Any inability in the ER-α downregulation may lead to failure to express essential proteins associated with uterine receptivity, in turn resulting in either infertility or pregnancy loss (35). The present study showes that ER-α overexpression is accompanied by downregulation of GdA in the mid-luteal endometrium of the patients with unexplained infertility. GdA, a potential diagnostic marker of the endometrial receptivity, is the major progesterone- regulated glycoprotein and has been demonstrated in the pinopodes of receptive-phase human endometrium (11). Lower levels of GdA has been reported in the secretory phase of the menstrual cycle in the eutopic tissue of patients with endometriosis (13). In addition, lower levels of GdA were detected in the uterine flushings on days LH+10 and LH+12 in women with unexplained infertility (14) and recurrent miscarriage (36). A negative but statistically non-significant correlation was found between ER-α and GdA in fertile women and in patients with unexplained infertility. Although transcription, synthesis, and secretion of endometrial GdA are regulated by progesterone, according to our findings one can assume that the overexpression of endometrial ER-α disturbs the expression of special genes during the implantation, which is detrimental to the development of uterine receptivity.

Inadequate uterine receptivity is responsible for approximately two-thirds of implantation failures (37). A range of cellular and molecular endometrial defects has been associated with unexplained infertility (38). Microarray analysis demonstrated that endometrial gene expression at the time of embryo implantation is considerably different in the unexplained infertile patients compared to the fertile women (39).

Therefore, the failure in ER-α downregulation and the observed disturbance in GdA expression in the patients with unexplained infertility may elucidate the causes of unexplained infertility.
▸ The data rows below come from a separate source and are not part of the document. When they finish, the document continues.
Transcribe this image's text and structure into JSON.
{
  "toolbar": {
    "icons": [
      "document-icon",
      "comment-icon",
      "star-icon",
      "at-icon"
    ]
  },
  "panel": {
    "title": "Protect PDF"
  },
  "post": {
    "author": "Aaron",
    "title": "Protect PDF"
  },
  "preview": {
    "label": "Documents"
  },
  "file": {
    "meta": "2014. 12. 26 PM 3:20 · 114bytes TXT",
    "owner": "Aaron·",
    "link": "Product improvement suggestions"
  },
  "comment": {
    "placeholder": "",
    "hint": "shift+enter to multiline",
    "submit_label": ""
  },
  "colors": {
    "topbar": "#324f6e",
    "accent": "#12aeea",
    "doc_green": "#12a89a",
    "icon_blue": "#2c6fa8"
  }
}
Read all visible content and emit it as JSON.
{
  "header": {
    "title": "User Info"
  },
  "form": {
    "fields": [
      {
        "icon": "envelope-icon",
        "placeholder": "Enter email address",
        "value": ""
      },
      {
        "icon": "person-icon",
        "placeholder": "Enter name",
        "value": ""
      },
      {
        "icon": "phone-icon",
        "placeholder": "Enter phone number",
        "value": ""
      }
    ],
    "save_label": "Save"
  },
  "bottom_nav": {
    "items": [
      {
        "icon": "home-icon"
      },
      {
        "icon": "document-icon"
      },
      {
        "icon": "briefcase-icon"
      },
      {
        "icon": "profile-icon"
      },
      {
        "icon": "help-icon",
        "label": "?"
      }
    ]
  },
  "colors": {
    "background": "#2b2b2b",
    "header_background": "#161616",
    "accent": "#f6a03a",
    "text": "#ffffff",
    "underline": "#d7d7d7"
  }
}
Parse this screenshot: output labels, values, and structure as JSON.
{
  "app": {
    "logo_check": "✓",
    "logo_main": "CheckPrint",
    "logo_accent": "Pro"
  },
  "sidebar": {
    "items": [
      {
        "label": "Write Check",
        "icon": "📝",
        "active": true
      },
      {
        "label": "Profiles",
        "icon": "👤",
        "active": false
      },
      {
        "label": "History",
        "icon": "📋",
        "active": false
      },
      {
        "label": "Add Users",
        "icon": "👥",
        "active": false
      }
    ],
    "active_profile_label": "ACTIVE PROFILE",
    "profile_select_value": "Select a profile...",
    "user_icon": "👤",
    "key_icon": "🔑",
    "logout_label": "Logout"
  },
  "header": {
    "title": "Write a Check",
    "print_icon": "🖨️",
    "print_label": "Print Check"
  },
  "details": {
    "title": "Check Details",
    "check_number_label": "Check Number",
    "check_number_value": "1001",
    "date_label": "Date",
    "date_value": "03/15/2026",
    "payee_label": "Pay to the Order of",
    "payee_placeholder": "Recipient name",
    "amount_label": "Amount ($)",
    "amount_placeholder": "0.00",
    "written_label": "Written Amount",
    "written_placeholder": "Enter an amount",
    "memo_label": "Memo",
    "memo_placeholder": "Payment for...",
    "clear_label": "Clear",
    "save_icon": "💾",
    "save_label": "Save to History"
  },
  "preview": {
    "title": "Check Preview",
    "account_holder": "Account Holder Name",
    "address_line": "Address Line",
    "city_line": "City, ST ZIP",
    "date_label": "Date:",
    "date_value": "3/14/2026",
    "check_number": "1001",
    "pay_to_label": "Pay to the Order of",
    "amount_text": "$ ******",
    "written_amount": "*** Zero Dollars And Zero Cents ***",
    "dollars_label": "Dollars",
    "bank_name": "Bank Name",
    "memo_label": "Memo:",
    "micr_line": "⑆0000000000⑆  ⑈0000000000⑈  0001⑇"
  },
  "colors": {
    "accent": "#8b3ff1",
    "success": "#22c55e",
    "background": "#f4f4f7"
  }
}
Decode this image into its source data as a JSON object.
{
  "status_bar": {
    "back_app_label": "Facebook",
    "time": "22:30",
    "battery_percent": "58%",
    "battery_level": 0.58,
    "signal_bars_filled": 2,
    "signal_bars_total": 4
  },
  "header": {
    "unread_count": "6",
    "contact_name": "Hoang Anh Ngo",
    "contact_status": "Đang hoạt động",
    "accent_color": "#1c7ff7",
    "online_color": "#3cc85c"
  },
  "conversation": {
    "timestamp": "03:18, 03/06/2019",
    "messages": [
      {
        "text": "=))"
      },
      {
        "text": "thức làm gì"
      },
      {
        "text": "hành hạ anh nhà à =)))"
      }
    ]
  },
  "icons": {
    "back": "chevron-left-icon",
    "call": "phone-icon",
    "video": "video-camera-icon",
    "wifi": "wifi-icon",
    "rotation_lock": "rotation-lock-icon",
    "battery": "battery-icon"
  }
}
Our observations suggest that endometrial ER-α expression may participate in the cascade of molecular events leading to successful implantation.

The random inclusion of all cases diagnosed with unexplained infertility is the main strength of this study. Furthermore, real-time PCR based assay of endometrial markers, an extremely sensitive technique that allows the precise measurement of gene expression (40), increases the accuracy and external validity of our results. However, data was collected from a single randomized center and subjects represent only a fraction of the population, thus reducing the population validity. Moreover, unexplained infertile women with secondary infertility were excluded, so its external validity is restricted to women with primary infertility.


The present study shows the prognostic significance of ER-α expression in patients with unexplained infertility. Disruption in the endometrial ER-α expression, which leads to defects in the uterine receptivity may contribute to unexplained infertility. In addition, our findings demonstrate that reduction in endometrial GdA expression was associated with elevated expression of ER-α in the mid-luteal phase. However, our study has some limitations including the low number of cases of unexplained infertile women with primary infertility. Studies including more tissue samples and protein-based assays such as immunohistochemistry and western blot analysis are also needed to further determine the role of endometrial ER-α. Understanding of biomarkers involved in the implantation and the mechanisms governing their relationships in endometrial receptivity could provide new therapeutic strategies for unexplained infertility. Whether such defects of uterine receptivity could be treated by the therapeutic blockage of ER-α activity or by dealing with the related causes of ER-α overexpression, e.g., using progestins or aromatase inhibitors to normalize the expression pattern of endometrial biomarkers associated with implantation, requires further investigation.